1) Briefly describe one of your past experiences with mathematical modeling. What was the problem, and how did you try to solve it?
2) Is a sphere a good model of a cow? Why and why not? When might it be a suitable model? When is it not be a suitable model?
perspectives the temperatures. The AirShard represents a ravaged and vacuous husk-like shell, which is neither an outdoor nor indoor space; while offering some shelter, it is also exposed to the elements. This architecture harnesses the weather to facilitate a sensory museum experience. The weather and wind contributes to this space as nonhuman actors, in dancing and swooping to fill this monumental shard, creating an audio and haptic experience. Beside human audiences, these nonhuman participants also have agency over the AirShard. Human audiences complete their humbling IWMN visit with this experience; a stark and visceral reminder of the harsh cold that comes with grief and the powerlessness of the individual without agency within the context of war. Therefore this experience indicates that spaces within Imperial War Museum North are not only vessels for understanding war, in standing as an instrument and monument, but as a hybrid by engaging human audiences with human participants, therefore challenging who museums may be for within posthumanist museum practices.
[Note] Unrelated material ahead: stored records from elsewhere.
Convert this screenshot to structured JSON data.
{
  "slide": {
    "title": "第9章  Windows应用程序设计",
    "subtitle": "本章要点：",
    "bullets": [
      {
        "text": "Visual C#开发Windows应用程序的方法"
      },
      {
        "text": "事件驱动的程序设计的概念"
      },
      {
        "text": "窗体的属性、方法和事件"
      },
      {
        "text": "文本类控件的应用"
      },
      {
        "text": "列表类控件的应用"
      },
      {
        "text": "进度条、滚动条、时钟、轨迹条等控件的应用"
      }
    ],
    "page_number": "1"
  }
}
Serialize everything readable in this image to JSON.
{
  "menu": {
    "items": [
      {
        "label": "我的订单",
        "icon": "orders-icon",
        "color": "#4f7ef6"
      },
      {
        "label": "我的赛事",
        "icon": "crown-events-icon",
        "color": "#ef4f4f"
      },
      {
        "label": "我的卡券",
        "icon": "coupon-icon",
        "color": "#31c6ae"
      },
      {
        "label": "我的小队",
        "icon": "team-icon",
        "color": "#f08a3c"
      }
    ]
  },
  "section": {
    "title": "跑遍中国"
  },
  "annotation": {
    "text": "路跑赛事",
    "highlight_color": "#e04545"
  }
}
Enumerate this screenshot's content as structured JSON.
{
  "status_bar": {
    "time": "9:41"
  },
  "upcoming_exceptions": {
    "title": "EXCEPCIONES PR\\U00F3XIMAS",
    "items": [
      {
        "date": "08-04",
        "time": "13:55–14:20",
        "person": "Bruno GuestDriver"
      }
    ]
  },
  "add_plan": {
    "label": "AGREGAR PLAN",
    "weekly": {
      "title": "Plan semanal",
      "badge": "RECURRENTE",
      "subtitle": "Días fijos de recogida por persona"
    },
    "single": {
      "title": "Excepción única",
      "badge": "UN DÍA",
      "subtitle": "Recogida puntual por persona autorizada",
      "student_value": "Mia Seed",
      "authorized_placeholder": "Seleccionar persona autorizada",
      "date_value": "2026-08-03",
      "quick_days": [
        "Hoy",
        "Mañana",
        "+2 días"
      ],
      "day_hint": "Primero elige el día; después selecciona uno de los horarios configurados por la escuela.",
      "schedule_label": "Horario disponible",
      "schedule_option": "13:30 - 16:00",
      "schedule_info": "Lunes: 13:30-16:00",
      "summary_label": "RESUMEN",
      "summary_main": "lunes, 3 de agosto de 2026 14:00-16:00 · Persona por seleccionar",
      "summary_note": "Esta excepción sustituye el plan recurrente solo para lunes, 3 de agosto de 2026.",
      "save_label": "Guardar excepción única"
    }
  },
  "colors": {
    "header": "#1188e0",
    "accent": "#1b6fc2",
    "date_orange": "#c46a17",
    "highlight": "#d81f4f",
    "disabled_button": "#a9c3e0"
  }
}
Therefore museum spaces could be considered objects within their own right, in that it is used as a standalone vehicle to access collections by creating specific experiences for human and nonhuman actors. Arguably this museum space goes further than existing within a single spatial and temporal moment. IWMN does this insofar as, like an object, the physical museum structure and what it symbolises, combined with its geographical context; speaks to histories and millennia of conflicts. The Imperial War Museum North’s spaces not only utter past and current experiences of war, but the removed ‘war shapes lives’ narrative leaps into the future by framing war as a perpetuating, cyclical and affective transcending body. This space can be considered holistically, in that it is always reacting to and presenting manifestations of war, which is an entity that transcends space and time, in not belonging to one particular moment. Therefore this fluid quality of the museum space responding to its collections can be contextualised by posthumanist philosopher Morton, who would consider war as a hyperobject. How a hyperobject can be applied to the Imperial War Museum North’s spaces, can be understood from a hyperobject’s characteristics: They are viscous, which means that they “stick” to beings that are involved with them. They are nonlocal; in other words, any “local manifestation” of a hyperobject is not directly the hyperobject. They involve profoundly different temporalities than the human-scale ones we are used to. […] Hyperobjects occupy a high-dimensional phase space that results in their being invisible to humans for stretches of time. And they exhibit their effects interobjectively; that is, they can be detected in a space that consists of interrelationships between aesthetic properties of objects. The hyperobject is not a function of our knowledge: it’s hyper relative to worms, lemons, and ultraviolet rays, as >GET ANSWER